Sustainable home decorating doesn’t mean that you have to skip the designer pieces. There are so many ways you can have an eco-friendly approach when it comes to choosing furniture for your home and the founders of Two Design Lovers are here to guide you.
Gone are the days where being a ‘tree hugger’ or a Greenpeace activist was the way to show you cared about the environment. The 2021 Edelman Trust Barometer found that 80 per cent of consumers today want the brands they buy from to solve society’s problems. That’s a huge number of people who are concerned about their environmental and social impact. It’s no longer just a few lone protesters carrying the burden by shouting, literally, from the tree tops. As conscious consumers we have realised that we can significantly influence important issues by using our spending power to deliver our message.

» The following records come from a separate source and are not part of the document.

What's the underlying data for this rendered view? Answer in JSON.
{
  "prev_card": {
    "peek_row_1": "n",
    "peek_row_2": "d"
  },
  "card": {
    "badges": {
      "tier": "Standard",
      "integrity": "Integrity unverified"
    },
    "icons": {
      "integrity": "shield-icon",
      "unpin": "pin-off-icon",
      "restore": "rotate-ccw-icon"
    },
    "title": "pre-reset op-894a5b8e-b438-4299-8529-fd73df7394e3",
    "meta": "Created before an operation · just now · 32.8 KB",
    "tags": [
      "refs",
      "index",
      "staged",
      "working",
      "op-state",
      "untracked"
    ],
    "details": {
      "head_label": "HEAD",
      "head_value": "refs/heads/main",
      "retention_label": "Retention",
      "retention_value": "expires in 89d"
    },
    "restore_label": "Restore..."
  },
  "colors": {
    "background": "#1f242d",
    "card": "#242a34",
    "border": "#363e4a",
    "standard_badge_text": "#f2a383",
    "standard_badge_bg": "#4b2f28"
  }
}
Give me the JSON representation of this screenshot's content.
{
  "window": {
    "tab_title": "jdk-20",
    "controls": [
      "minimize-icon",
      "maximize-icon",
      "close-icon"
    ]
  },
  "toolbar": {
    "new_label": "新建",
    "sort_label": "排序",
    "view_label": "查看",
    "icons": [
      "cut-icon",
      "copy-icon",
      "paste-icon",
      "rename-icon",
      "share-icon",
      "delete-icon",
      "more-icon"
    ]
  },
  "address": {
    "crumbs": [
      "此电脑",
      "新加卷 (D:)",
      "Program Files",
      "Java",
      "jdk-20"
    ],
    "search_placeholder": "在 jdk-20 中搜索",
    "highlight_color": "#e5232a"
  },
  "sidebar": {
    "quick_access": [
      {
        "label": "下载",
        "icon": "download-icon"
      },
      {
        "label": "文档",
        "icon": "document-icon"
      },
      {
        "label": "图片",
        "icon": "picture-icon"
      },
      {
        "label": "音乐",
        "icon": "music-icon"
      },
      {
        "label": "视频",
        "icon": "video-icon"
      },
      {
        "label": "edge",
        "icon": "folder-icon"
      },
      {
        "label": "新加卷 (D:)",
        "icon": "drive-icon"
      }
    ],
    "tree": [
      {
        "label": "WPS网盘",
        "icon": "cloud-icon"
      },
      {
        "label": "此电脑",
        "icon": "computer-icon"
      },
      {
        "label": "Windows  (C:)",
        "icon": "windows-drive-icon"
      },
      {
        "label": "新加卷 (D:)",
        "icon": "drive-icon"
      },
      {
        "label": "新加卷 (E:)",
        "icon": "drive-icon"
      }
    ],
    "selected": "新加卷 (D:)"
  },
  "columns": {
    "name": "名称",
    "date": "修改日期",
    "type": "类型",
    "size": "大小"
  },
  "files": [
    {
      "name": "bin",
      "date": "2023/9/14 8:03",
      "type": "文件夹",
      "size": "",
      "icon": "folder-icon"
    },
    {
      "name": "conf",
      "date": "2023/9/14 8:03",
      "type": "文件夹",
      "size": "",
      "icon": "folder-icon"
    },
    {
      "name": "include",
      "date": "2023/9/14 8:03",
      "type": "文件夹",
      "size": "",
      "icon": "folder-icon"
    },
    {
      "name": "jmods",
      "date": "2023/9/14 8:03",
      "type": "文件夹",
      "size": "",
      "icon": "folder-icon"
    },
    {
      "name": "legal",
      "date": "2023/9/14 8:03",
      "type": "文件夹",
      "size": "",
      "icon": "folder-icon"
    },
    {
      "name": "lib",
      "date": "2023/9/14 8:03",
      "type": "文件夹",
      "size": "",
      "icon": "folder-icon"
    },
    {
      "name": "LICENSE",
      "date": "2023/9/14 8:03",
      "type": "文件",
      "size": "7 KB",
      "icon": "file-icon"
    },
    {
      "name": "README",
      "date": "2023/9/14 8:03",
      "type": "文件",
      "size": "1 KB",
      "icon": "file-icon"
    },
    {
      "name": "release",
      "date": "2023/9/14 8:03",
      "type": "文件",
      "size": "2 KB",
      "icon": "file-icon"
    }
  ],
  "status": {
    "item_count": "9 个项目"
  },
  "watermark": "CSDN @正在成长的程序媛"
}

One of those messages is that we are keen to be more sustainable by reusing and upcycling. For the past 10 years Gumtree has issued an annual report on the value of the second hand economy in Australia. It’s now estimated at a staggering $46 billion and one of the biggest categories which Aussies love to buy and sell in is furniture and home decor. COVID-19 has likely had an impact on general decluttering activities and budget concerns, but growing environmental consciousness is also on the up. According to Gumtree, 48 per cent of Aussies say they’re becoming more concerned about their “brand new” footprints.
Deb Achhorner and Emilia Harrison of designer second hand furniture marketplace Two Design Lovers have seen a steady increase in their business since launching in 2019. Recognising that conscious consumers don’t necessarily want thrift store style, they consign pre-owned designer pieces that are a level up from what’s generally available on bigger marketplaces like Gumtree and eBay. “I genuinely believe that as a responsible society we should be looking to embrace the circular economy. If we can manage to shift our consumer mindset away from ‘on-trend throwaway pieces’ and instead keep in circulation beautifully crafted furniture and furnishings, our children will see the benefit,” says Harrison.
“We’re one small part of a bigger picture of responsible consumerism,” explains Achhorner. “The cycle starts with choosing well-made things and recognising value in what has already been produced. When a piece of furniture has been well-designed, there has been a lot of thought put into functionality and the selection of enduring materials,” she adds. “Fast furniture is the opposite: its goals are low priced on trend items (often copied designs in flimsy materials) with very little thought for longevity. For so many reasons, fast furniture and landfill need to become a thing of the past.”
Here are Two Design Lovers’ top five tips for choosing fabulous furniture, sustainably:
Quality over quantity: don’t be tempted by the latest trend. This is especially true for nick nacks and small furniture like side tables and storage. A small number of well placed decorator items and timeless designer pieces will have far more impact in a room than a lot of mismatched clutter. If you add up the value of all those unnecessary items you might find that a designer piece you thought you couldn’t afford becomes reasonable.
Be authentic: knock off design has a negative impact on the livelihood of designers who invest in prototypes and getting their new products to market. Get real – buy authentic design and where possible, support the work of local artisans and designers.
Buy second hand: there are so many reasons why people choose to sell their treasures. Before hitting the shops it’s worth spending some time on online marketplaces to see what bargains can be found. Second hand shopping is not only fun, it’s the best way to reduce your carbon footprint and help solve the landfill problem.
Look for the logos: There are a couple of certifications worth knowing about when it comes to sustainable shopping. One is ‘B-Corp’, which is a measure of a company’s social responsibility. Another is ‘Fair Trade Certified’ which requires a set of standards to be met (as opposed to generic statements like’ ethically sourced’). In the furniture and home decor sphere, these certifications might apply to the materials used (such as wood, fabric, etc) or the standards for labour in the supply chain.
Sell what you no longer need: balance a new purchase by turning your ‘no longer needed items’ into cash. There’s no such thing as ‘away’ when you throw away. Everything has to go somewhere. If you don’t have time or energy for selling, look to marketplaces that can take care of it for you.
Caring about our environmental and social impact is one thing, doing something about it is another. Choosing where to spend your money is one of the easiest ways to make yourself heard.